“What are you going to do with the others?” His voice was gentle, but he placed a finger under her chin, forcing her to look at him. “What are you saving them for?”
“Guess I can’t very well keep any of them,” she muttered. “It’s not like we’re even going to be here after a little while.”
“No,” he agreed solemnly. “It’s not. And we’re not.”
Pursing her lips into a thin line, she found her feet. “Okay, then,” she snapped, angry with the universe that seemed to be stealing her life away. Pulling open file drawers, she grabbed a few charts and dumped them onto her desk. “I need these since I’m not quite done with these people, but all the rest can go.”

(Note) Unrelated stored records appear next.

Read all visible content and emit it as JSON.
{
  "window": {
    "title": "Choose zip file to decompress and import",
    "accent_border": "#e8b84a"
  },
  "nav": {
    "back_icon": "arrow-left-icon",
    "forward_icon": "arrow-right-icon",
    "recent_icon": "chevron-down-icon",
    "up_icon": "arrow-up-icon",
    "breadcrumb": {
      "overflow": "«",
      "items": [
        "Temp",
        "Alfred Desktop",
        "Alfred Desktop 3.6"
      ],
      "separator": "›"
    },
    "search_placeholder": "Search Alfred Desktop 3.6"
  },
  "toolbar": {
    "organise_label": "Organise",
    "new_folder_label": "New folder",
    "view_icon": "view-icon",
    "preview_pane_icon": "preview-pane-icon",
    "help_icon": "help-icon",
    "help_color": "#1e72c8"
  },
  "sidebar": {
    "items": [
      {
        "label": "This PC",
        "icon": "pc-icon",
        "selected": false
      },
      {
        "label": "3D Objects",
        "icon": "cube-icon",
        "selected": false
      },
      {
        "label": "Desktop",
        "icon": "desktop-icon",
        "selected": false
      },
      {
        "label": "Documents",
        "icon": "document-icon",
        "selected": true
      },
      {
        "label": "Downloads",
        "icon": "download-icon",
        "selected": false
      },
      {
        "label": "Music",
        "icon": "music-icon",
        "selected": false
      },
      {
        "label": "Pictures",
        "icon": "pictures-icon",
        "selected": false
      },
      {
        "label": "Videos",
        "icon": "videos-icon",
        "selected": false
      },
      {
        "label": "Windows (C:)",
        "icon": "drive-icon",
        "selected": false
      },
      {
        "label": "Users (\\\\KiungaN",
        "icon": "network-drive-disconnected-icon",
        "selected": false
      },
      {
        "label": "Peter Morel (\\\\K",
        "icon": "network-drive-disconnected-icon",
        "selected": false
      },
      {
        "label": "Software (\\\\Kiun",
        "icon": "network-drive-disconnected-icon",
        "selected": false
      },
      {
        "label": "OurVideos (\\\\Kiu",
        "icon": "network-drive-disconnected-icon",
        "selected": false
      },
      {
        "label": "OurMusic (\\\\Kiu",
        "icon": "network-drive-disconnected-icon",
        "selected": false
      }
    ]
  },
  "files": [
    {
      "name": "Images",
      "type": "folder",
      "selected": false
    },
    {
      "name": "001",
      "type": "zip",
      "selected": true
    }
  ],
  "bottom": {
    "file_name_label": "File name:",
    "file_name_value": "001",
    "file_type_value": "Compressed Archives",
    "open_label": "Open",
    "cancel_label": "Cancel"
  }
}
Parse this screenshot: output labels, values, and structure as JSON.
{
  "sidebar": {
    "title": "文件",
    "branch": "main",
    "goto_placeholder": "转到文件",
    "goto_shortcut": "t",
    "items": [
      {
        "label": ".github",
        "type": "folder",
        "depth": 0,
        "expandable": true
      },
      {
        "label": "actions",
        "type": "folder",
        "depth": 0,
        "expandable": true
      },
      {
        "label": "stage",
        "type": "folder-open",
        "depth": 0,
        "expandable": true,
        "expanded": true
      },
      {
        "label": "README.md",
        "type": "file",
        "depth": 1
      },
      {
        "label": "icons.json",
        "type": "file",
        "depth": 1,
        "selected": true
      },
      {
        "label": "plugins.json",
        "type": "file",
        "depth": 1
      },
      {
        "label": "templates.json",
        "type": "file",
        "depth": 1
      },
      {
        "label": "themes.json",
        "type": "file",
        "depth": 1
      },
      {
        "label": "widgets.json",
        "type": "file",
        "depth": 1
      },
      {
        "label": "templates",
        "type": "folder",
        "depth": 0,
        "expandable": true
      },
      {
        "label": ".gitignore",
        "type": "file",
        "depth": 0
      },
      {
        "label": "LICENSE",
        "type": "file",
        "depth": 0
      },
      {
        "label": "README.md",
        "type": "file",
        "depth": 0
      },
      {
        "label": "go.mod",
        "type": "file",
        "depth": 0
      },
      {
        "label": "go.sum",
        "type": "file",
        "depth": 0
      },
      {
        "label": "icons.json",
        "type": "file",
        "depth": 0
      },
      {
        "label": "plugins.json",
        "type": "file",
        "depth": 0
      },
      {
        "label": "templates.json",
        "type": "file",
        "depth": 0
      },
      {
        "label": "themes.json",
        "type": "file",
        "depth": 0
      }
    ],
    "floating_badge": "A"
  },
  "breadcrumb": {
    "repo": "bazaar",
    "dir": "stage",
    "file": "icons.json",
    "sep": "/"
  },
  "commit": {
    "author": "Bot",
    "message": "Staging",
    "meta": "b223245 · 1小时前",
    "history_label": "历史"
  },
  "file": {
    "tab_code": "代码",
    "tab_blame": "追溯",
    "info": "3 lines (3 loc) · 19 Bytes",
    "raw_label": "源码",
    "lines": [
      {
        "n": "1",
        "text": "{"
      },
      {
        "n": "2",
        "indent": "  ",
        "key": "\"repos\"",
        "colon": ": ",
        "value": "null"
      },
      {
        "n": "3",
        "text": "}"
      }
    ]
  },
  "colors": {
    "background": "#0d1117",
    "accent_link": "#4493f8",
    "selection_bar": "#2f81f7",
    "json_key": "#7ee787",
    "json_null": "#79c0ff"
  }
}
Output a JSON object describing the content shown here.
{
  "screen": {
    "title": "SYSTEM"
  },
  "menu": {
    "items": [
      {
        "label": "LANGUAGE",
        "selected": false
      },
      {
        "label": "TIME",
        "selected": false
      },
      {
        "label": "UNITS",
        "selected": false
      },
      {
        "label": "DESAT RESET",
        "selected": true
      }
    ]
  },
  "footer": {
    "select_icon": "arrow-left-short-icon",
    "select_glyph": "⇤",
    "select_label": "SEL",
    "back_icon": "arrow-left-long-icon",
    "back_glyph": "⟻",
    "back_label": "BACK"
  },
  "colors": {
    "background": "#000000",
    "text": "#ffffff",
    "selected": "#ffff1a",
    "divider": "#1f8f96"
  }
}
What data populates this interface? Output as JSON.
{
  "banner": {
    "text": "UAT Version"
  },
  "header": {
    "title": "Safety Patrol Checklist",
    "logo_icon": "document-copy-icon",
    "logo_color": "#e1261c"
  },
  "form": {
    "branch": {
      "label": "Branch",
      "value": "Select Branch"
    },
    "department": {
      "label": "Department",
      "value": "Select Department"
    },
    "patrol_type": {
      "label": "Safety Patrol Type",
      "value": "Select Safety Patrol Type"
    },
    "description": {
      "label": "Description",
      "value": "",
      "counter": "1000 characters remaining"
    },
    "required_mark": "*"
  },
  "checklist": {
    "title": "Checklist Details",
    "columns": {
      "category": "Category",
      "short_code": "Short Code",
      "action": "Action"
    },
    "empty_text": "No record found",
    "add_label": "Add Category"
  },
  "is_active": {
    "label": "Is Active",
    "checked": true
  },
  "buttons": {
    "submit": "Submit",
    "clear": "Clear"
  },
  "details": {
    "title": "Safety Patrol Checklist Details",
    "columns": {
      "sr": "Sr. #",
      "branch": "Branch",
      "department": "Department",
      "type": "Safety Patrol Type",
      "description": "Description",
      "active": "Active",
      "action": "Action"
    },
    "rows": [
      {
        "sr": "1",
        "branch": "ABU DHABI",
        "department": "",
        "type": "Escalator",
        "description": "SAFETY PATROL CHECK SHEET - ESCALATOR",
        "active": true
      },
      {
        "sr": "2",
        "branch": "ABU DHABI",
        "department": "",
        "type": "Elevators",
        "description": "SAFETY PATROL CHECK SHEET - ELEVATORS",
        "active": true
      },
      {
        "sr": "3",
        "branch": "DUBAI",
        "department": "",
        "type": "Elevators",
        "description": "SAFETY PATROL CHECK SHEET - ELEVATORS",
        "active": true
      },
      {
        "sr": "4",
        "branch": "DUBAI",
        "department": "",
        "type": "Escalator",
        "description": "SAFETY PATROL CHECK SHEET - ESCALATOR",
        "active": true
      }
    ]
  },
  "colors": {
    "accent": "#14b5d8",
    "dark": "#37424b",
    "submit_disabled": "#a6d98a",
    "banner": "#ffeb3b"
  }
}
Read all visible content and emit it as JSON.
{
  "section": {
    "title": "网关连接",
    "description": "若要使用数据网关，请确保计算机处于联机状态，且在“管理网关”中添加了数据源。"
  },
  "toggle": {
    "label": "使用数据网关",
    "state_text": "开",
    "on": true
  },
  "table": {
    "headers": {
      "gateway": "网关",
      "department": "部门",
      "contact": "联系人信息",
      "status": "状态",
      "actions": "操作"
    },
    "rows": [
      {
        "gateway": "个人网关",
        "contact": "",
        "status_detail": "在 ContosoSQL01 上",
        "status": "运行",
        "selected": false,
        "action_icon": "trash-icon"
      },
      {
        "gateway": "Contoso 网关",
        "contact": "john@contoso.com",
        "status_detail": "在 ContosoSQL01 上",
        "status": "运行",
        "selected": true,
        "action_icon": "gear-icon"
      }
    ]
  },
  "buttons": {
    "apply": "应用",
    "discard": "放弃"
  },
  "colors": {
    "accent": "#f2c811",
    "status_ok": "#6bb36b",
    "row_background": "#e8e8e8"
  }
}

Nodding, Trevor joined her in front of the twin horizontal files, and together they began to move twenty years worth of Lara’s psychology practice into the waiting cartons. “You’ll need more boxes,” he noted after a few minutes. “Lots more.”
“Thought we could fill these, dump them at home, and then I’d just bring the empties back tomorrow and begin all over.”
“Ah, brilliant. Of course; that’s the obvious thing to do.” Grunting, he shouldered a box and headed for the door. “I’ll be back directly for another.”
“Right behind you,” she said, picking up a box. “I do feel better when I’m doing something other than wallowing in my own misery.”
“That’s my girl,” he shot back over his shoulder.
The minute Trevor opened the door of his old Mercedes convertible, Gunter, their eleven-week-old German Shepherd lunged out of the car, making a beeline for Lara. The little black puppy yipped, whined and launched himself at her, pulling at her wool skirt with his claws. “There, there, little man,” she cooed, putting her box down so she could unhook his feet from the fabric of her skirt. “Yes, yes; I’ve missed you, too.”
As she fondled the puppy, she glanced at Trevor. Dressed in faded blue jeans, a green chambray shirt and a tan corduroy blazer, his tall, lanky frame exuded its usual casual elegance. “How’d your day go?” she asked.
“Not bad,” he replied, shoving his box of files into the car’s small trunk and reaching for the one she’d set on the sidewalk. “We’ll have to put the rest in your car, love. No more room in here.” He slammed the car’s boot. “I started really taking stock of what’s in our house . . . and making lists. Went down to the waterfront, too.” His lips curved wryly. “Didn’t find much in the way of antique farm equipment, but I did get some leads. Bloke at the flea market looked at me as if I were daft.”
She flashed him a weak smile. “Well, dear, I suppose it’s not every day they get customers hunting for scythes, or whatever it was you asked for.”
“Let’s get those other boxes down here. Then we can walk the pup before we go home.”
Lara inclined her head and turned to go back into her building. Lucky for us the electricity’s not on the fritz. It’s almost dark out here. Power outages had been hit-and-miss. More often than not, she’d had to use a flashlight to find her way out of her building. Back in the office, she continued throwing files willy-nilly into the boxes she’d bought earlier that day. An orderly part of her rebelled when she looked at the files, no longer alphabetized, lying on their sides like beached whales. “It doesn’t matter,” she muttered fiercely. “All we’re going to do is burn them.”
She remembered something Raven had told her. Your thought patterns are still trapped in your old life. That is what has brought modern civilization to the brink of extinction: an intransigent unwillingness to change anything.
As she thought about Raven, a vision of the tall, broad-shouldered Sidhe with his flowing black hair filled her mind; and the amulet Lillian had given her, nestled between her breasts on its golden chain, thrummed approvingly. Lara grasped the moonstone through the fabric of her teal silk blouse, enjoying its warmth. Raven and Lillian: two ancient creatures, somehow alive and well in the early years of the twenty-first century. Doesn’t matter why or how, I’m just glad they’re here, helping us.
Trevor strode back into her inner office. “Got another box ready?” he asked, looking confused. “I know you told me earlier, but I don’t remember.”
“Uh-huh.” She crooked a finger off to the side. “That one. I’ll just finish this one and cart it out. Then there’ll only be two more to fill and we can head home.”